──────── Material provided

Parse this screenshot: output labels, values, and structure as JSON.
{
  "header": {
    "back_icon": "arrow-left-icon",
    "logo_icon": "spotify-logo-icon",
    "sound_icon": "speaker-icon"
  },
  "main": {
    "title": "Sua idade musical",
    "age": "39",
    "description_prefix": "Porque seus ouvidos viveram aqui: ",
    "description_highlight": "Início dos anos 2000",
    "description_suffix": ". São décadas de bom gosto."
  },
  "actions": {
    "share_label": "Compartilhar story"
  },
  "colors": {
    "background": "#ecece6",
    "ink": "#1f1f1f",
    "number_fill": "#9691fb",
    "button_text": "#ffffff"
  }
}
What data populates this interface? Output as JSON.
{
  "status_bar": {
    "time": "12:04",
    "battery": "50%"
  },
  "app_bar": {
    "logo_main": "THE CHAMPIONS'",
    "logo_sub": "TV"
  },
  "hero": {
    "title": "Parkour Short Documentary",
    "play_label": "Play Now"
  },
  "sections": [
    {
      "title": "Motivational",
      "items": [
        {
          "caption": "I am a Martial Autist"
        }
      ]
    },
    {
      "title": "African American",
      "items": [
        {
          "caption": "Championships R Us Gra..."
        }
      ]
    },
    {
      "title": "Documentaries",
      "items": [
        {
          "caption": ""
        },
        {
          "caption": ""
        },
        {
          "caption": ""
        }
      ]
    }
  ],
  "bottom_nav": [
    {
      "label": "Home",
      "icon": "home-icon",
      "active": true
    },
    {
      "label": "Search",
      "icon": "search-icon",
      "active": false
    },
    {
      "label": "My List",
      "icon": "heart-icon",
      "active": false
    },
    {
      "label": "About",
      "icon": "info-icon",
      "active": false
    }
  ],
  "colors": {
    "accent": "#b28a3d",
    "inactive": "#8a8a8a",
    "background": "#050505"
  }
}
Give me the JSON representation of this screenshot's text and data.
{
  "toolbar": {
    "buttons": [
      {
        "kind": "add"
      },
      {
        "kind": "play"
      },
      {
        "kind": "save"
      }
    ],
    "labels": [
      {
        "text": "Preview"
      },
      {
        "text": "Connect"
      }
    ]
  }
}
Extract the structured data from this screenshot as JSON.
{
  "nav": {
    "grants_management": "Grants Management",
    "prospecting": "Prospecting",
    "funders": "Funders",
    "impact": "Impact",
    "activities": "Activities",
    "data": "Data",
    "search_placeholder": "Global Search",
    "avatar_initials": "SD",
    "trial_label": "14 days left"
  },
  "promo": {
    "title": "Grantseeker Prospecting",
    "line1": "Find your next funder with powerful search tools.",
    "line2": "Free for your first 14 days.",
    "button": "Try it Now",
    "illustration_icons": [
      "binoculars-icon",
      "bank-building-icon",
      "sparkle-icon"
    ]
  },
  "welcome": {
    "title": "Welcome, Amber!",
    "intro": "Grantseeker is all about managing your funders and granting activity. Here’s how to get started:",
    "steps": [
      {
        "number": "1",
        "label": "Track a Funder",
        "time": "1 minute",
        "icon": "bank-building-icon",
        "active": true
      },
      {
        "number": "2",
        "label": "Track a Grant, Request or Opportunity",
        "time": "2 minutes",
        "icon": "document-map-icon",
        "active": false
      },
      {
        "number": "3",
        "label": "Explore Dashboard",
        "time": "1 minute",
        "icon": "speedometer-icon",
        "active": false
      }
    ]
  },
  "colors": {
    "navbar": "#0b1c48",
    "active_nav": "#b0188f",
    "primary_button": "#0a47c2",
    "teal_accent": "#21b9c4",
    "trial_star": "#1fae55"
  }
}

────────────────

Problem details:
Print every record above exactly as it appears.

Solution for this exercise:
Parse this screenshot: output labels, values, and structure as JSON.
{
  "header": {
    "back_icon": "arrow-left-icon",
    "logo_icon": "spotify-logo-icon",
    "sound_icon": "speaker-icon"
  },
  "main": {
    "title": "Sua idade musical",
    "age": "39",
    "description_prefix": "Porque seus ouvidos viveram aqui: ",
    "description_highlight": "Início dos anos 2000",
    "description_suffix": ". São décadas de bom gosto."
  },
  "actions": {
    "share_label": "Compartilhar story"
  },
  "colors": {
    "background": "#ecece6",
    "ink": "#1f1f1f",
    "number_fill": "#9691fb",
    "button_text": "#ffffff"
  }
}
What data populates this interface? Output as JSON.
{
  "status_bar": {
    "time": "12:04",
    "battery": "50%"
  },
  "app_bar": {
    "logo_main": "THE CHAMPIONS'",
    "logo_sub": "TV"
  },
  "hero": {
    "title": "Parkour Short Documentary",
    "play_label": "Play Now"
  },
  "sections": [
    {
      "title": "Motivational",
      "items": [
        {
          "caption": "I am a Martial Autist"
        }
      ]
    },
    {
      "title": "African American",
      "items": [
        {
          "caption": "Championships R Us Gra..."
        }
      ]
    },
    {
      "title": "Documentaries",
      "items": [
        {
          "caption": ""
        },
        {
          "caption": ""
        },
        {
          "caption": ""
        }
      ]
    }
  ],
  "bottom_nav": [
    {
      "label": "Home",
      "icon": "home-icon",
      "active": true
    },
    {
      "label": "Search",
      "icon": "search-icon",
      "active": false
    },
    {
      "label": "My List",
      "icon": "heart-icon",
      "active": false
    },
    {
      "label": "About",
      "icon": "info-icon",
      "active": false
    }
  ],
  "colors": {
    "accent": "#b28a3d",
    "inactive": "#8a8a8a",
    "background": "#050505"
  }
}
Give me the JSON representation of this screenshot's text and data.
{
  "toolbar": {
    "buttons": [
      {
        "kind": "add"
      },
      {
        "kind": "play"
      },
      {
        "kind": "save"
      }
    ],
    "labels": [
      {
        "text": "Preview"
      },
      {
        "text": "Connect"
      }
    ]
  }
}
Extract the structured data from this screenshot as JSON.
{
  "nav": {
    "grants_management": "Grants Management",
    "prospecting": "Prospecting",
    "funders": "Funders",
    "impact": "Impact",
    "activities": "Activities",
    "data": "Data",
    "search_placeholder": "Global Search",
    "avatar_initials": "SD",
    "trial_label": "14 days left"
  },
  "promo": {
    "title": "Grantseeker Prospecting",
    "line1": "Find your next funder with powerful search tools.",
    "line2": "Free for your first 14 days.",
    "button": "Try it Now",
    "illustration_icons": [
      "binoculars-icon",
      "bank-building-icon",
      "sparkle-icon"
    ]
  },
  "welcome": {
    "title": "Welcome, Amber!",
    "intro": "Grantseeker is all about managing your funders and granting activity. Here’s how to get started:",
    "steps": [
      {
        "number": "1",
        "label": "Track a Funder",
        "time": "1 minute",
        "icon": "bank-building-icon",
        "active": true
      },
      {
        "number": "2",
        "label": "Track a Grant, Request or Opportunity",
        "time": "2 minutes",
        "icon": "document-map-icon",
        "active": false
      },
      {
        "number": "3",
        "label": "Explore Dashboard",
        "time": "1 minute",
        "icon": "speedometer-icon",
        "active": false
      }
    ]
  },
  "colors": {
    "navbar": "#0b1c48",
    "active_nav": "#b0188f",
    "primary_button": "#0a47c2",
    "teal_accent": "#21b9c4",
    "trial_star": "#1fae55"
  }
}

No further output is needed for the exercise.